Using Learning Logs
Have you heard the ancient expression “I hear and I forget. I see and I remember. I do and I understand”?
That’s true because learning is best if it involves not only your ears and eyes but also your hands and brain.
A learning log lets your hands and brain do something with what you are learning. You write down your ideas and questions, try little thought experiments, wonder, and remember. Writing in a learning log can supercharge your learning in any class, and help you understand!
Keeping a Learning Log
You can write about any of your subjects in a learning log. Here are just a few ideas:
- Write about the most important idea you learned from a reading assignment.
- Write about questions you have or things you want to know.
- Write about what you learned from a class project or experiment.
- Write about your feelings about something you just learned.
Making a Learning Log
- Divide a notebook into sections. Create one section for each subject you will write about. Or create a learning log folder on your computer with a separate document for each class.
- Plan a time to write in your learning log each day. Write for a longer time about a subject that is difficult for you.

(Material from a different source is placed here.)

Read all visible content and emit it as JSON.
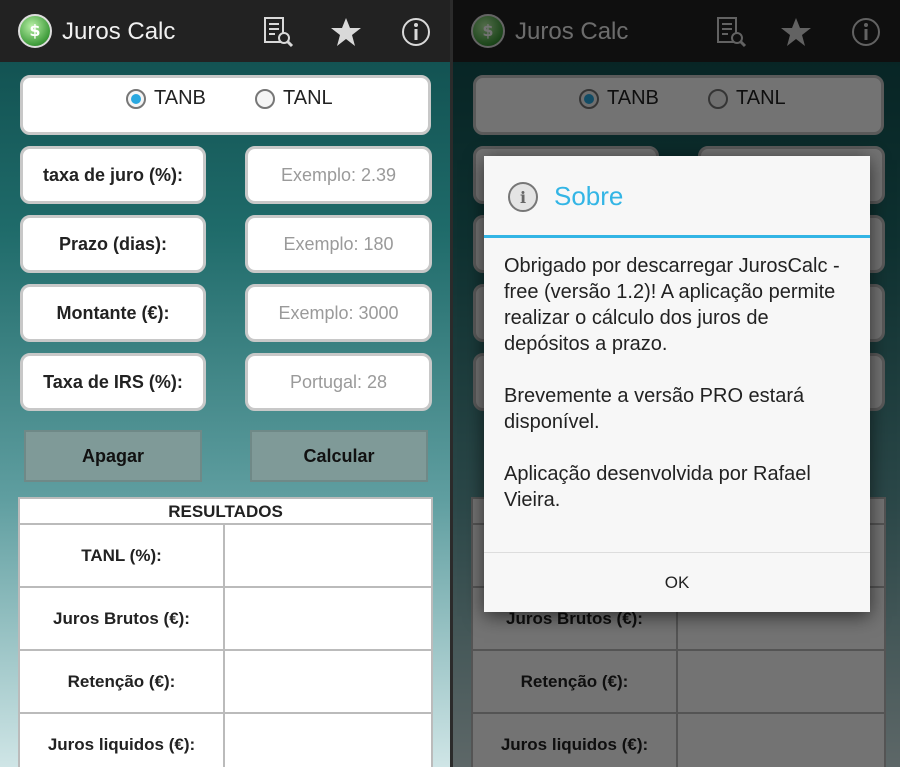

- Write freely and use your own words. Start by writing the date. Then put all your thoughts down. Write without stopping for at least 3 to 5 minutes.
April 22, 2024
Today we started a unit on the human body, and we looked at all the organs. Obviously, I knew about the heart and lungs and stomach, but there were weird things like the pancreas and the spleen. And the small intestine just wiggles and wiggles around. I don’t know how food ever gets through all that. And the large intestine—like a big upside-down horseshoe. That doesn’t seem right. How does the food go up? Then there’s things like the appendix and gall bladder that mostly you don’t hear about until they go bad. I know I have all these organs, but I’m not sure I like it. . . .